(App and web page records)
····················

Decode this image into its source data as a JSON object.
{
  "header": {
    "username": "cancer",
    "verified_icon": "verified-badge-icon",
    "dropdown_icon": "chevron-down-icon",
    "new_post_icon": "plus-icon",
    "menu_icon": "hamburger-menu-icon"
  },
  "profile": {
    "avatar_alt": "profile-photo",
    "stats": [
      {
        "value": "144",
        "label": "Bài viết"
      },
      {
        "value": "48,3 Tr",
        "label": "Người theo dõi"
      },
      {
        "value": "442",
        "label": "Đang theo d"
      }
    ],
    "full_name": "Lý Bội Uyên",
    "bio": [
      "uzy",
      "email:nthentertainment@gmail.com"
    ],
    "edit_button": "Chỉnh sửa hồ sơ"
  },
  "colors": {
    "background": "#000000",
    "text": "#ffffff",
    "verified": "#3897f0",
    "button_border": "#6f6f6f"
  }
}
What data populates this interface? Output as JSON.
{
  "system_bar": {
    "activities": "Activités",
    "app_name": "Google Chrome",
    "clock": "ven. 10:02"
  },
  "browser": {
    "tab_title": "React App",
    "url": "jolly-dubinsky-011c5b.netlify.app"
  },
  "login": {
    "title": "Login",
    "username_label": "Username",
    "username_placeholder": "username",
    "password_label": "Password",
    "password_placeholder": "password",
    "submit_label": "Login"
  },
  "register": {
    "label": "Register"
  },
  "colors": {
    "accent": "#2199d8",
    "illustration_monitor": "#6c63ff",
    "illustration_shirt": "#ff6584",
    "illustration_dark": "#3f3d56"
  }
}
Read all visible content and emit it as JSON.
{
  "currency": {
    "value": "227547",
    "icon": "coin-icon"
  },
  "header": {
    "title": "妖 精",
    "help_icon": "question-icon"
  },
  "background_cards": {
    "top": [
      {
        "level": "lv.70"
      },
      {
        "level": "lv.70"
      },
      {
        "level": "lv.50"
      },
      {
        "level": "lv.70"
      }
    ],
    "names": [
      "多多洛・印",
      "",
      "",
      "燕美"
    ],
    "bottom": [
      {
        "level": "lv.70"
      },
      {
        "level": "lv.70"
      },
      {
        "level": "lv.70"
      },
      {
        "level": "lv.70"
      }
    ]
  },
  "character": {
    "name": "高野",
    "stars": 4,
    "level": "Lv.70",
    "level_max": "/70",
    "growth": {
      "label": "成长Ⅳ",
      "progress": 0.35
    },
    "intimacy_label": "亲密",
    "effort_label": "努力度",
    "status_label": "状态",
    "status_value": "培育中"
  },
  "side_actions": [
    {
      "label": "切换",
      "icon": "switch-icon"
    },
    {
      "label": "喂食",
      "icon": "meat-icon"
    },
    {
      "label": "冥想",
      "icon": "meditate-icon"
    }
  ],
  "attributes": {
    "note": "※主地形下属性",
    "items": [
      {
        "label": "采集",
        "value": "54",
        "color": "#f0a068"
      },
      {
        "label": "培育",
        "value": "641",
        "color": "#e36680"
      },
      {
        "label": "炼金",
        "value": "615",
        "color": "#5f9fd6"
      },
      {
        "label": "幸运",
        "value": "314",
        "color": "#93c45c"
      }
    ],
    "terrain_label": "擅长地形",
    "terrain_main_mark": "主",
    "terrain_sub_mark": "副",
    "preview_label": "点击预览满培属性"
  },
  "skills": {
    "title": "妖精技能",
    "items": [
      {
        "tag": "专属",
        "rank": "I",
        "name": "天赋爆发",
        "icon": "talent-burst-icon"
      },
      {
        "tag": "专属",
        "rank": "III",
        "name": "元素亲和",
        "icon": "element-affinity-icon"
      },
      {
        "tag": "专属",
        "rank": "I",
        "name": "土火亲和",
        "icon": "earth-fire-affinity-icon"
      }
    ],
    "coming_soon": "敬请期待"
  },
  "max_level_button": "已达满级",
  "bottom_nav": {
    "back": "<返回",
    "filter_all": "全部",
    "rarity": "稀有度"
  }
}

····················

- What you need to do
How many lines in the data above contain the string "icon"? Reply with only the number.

- Task answer
12